The border post was a lot smaller than I expected. I said “Hi” to an officer lounging on a chair and we talked- surprisingly he seemed to know a lot about the race, having been stationed at the post for the previous few years and meeting MLee especially. Tim, my new friend, offered me the use of the posts phone and I called in. I had tried to stop and talk to some of the shuttle buses I had seen on the road when I realized that they may be my only way out from the border, but the only Spanish I knew wasYo quiero taco bell” so there wasn’t much communication. Talking to Tim, it seemed that the shuttles ran only in the morning and at midday- I had just missed the last one and it seemed that I was stuck at the border with no facilities for the night. Tim offered to drive me the 65 miles to the I-10, but that’s quite a drive, so then he offered me the use of his second house and I could get on the shuttle the next morning. I waited a few hours until the three guards closed the border at 4 then helped Tim carry some meat from his place, over the border to the Mexican guards post. Tim, two Mexican guards that spoke only a little English and I talked and drank shitty Bud Light whilst a Mexican mama cooked up the meat and some corn. After trying some of the hottest chilli sauce that I have ever come across (and spending 20 mins trying to cool my mouth down with meat fat), we drank even more and played dominoes until the wee hours.

I had a shower and an awesome sleep, free from the need to get up and go riding again, and hobbled over to the post just before the morning shuttle left. I thanked Tim and got the bike on and greeted the others on the shuttle, but I am not sure they understood me- they seemed to all be Mexicans visiting friends/family in Arizona.

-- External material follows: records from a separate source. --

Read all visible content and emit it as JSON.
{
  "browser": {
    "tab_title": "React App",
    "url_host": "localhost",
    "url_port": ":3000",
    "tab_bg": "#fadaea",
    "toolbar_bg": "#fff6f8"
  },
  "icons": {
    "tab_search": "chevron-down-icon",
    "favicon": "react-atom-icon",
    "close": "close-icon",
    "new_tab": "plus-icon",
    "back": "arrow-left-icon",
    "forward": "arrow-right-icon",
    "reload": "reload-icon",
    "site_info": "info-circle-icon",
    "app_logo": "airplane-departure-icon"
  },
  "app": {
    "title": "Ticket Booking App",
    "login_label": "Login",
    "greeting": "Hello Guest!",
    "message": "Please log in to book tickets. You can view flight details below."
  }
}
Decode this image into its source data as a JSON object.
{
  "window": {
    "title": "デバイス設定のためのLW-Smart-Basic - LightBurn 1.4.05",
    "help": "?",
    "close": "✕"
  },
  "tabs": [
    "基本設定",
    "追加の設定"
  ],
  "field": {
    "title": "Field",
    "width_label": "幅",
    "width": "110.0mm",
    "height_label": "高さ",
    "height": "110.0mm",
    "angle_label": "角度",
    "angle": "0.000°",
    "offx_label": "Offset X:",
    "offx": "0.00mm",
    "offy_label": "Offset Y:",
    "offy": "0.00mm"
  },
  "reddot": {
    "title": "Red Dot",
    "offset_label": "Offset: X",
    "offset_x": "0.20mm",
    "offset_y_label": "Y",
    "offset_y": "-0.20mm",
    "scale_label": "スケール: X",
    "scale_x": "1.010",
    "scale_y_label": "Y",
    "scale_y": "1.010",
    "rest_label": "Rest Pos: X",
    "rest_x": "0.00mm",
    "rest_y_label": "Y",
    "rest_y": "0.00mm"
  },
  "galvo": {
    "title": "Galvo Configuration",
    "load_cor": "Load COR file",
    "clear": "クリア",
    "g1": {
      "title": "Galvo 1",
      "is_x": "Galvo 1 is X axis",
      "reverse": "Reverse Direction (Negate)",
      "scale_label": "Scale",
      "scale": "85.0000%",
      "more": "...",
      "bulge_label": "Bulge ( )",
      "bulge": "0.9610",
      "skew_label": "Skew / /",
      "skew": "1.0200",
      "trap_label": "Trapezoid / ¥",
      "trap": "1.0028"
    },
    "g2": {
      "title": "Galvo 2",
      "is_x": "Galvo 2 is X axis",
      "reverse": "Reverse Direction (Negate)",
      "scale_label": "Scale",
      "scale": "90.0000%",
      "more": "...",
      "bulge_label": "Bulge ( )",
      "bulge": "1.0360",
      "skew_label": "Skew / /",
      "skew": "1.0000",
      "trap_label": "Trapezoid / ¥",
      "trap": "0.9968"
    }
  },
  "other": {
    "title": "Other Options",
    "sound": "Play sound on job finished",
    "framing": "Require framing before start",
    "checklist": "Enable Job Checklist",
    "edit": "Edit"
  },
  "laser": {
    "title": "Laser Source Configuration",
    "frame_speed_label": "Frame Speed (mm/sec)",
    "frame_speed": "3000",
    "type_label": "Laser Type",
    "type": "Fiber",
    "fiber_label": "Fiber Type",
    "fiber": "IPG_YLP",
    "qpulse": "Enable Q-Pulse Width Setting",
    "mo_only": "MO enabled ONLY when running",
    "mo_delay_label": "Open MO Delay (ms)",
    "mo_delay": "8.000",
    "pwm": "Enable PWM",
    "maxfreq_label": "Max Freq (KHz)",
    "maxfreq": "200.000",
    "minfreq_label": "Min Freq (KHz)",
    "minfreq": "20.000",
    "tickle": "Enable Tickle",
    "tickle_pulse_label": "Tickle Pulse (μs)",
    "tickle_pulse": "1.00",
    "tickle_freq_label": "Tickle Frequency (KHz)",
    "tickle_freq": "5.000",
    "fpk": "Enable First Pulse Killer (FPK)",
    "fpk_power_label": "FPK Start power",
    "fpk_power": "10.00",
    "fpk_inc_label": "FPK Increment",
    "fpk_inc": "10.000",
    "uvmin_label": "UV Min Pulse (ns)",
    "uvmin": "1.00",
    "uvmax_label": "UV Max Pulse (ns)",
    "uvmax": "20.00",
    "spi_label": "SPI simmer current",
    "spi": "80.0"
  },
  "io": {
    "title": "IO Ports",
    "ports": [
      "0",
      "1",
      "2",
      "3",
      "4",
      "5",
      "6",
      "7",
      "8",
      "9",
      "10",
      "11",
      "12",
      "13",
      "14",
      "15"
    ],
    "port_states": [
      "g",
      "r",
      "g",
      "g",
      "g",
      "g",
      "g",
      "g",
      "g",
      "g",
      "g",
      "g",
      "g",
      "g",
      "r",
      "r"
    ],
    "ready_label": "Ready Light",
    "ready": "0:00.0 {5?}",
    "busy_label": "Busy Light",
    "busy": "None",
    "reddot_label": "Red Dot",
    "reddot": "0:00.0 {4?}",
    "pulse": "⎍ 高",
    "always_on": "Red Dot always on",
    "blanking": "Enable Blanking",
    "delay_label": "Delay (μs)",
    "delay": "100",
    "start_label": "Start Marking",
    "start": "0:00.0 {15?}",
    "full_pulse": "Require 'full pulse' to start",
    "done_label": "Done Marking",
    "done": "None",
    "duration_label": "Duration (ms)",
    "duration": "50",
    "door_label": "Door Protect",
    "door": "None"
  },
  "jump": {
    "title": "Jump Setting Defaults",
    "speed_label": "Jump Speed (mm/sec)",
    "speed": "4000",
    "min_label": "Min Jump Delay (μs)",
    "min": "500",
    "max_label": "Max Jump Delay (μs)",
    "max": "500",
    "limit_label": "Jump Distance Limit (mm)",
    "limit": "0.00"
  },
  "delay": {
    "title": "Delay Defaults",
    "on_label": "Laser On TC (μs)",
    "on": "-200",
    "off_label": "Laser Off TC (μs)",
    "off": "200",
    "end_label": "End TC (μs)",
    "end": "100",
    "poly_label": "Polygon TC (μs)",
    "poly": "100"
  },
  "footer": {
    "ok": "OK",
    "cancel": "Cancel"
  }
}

We passed someone (Retro-it was SWilko but I didn’t realize it at the time) and I ate a ton of food every time we stopped on the way to Arizona.

1 comment:

Matthew Lee said...

tim at the border is an outstanding guy. he has been so generous to divide racers. i am envious of your overnighter with him. i partied down with him in 05 for several hours and luckily we had pretty good mexican beer (modelo especiale). do you have any pics from your finish? w/ tim? etc.?
send him fan mail at:
tim balderston
po box 69
hachita, NM